[Stored entries]
=====

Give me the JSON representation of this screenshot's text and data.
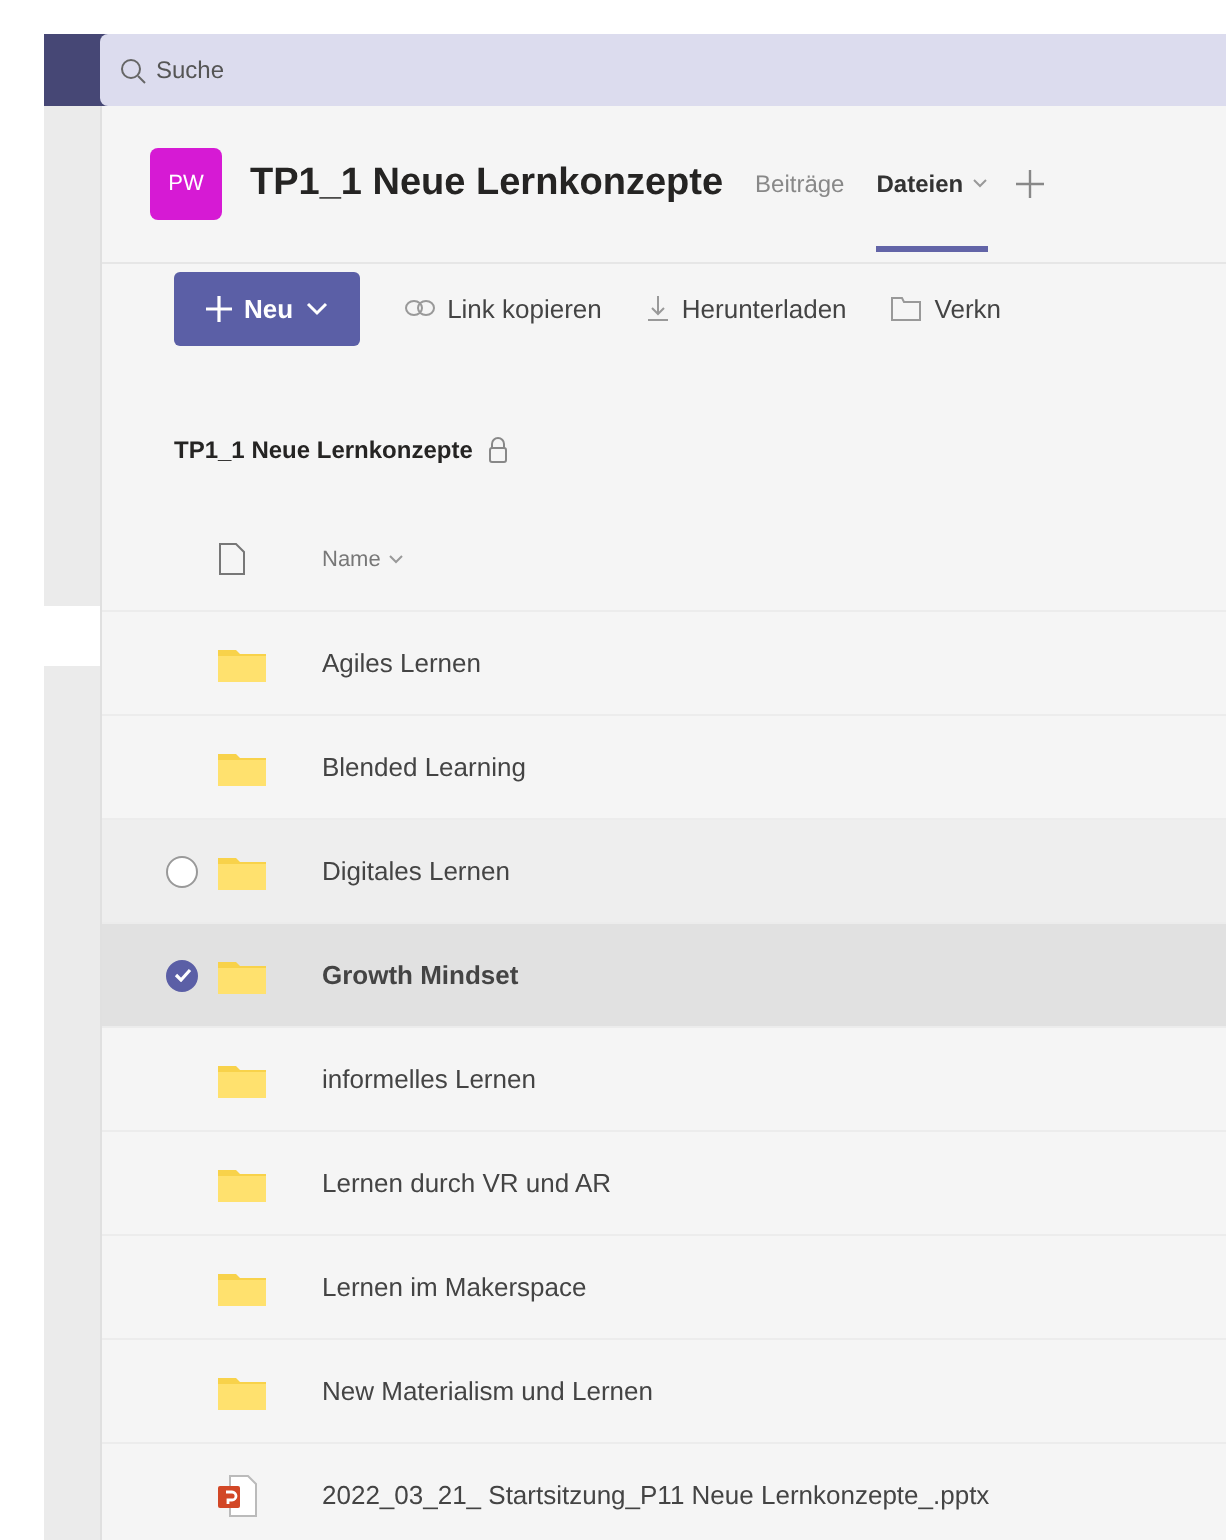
{
  "search": {
    "placeholder": "Suche"
  },
  "team": {
    "avatar": "PW",
    "name": "TP1_1 Neue Lernkonzepte"
  },
  "tabs": [
    {
      "label": "Beiträge",
      "selected": false,
      "dropdown": false
    },
    {
      "label": "Dateien",
      "selected": true,
      "dropdown": true
    }
  ],
  "toolbar": {
    "new_button": "Neu",
    "actions": [
      {
        "kind": "link",
        "label": "Link kopieren"
      },
      {
        "kind": "download",
        "label": "Herunterladen"
      },
      {
        "kind": "shortcut",
        "label": "Verkn"
      }
    ]
  },
  "breadcrumb": {
    "label": "TP1_1 Neue Lernkonzepte",
    "locked": true
  },
  "table": {
    "column": "Name",
    "rows": [
      {
        "kind": "folder",
        "name": "Agiles Lernen",
        "selected": false,
        "hovered": false
      },
      {
        "kind": "folder",
        "name": "Blended Learning",
        "selected": false,
        "hovered": false
      },
      {
        "kind": "folder",
        "name": "Digitales Lernen",
        "selected": false,
        "hovered": true
      },
      {
        "kind": "folder",
        "name": "Growth Mindset",
        "selected": true,
        "hovered": false
      },
      {
        "kind": "folder",
        "name": "informelles Lernen",
        "selected": false,
        "hovered": false
      },
      {
        "kind": "folder",
        "name": "Lernen durch VR und AR",
        "selected": false,
        "hovered": false
      },
      {
        "kind": "folder",
        "name": "Lernen im Makerspace",
        "selected": false,
        "hovered": false
      },
      {
        "kind": "folder",
        "name": "New Materialism und Lernen",
        "selected": false,
        "hovered": false
      },
      {
        "kind": "pptx",
        "name": "2022_03_21_ Startsitzung_P11 Neue Lernkonzepte_.pptx",
        "selected": false,
        "hovered": false
      }
    ]
  }
}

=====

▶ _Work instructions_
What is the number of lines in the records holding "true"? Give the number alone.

▶ _Problem solution_
5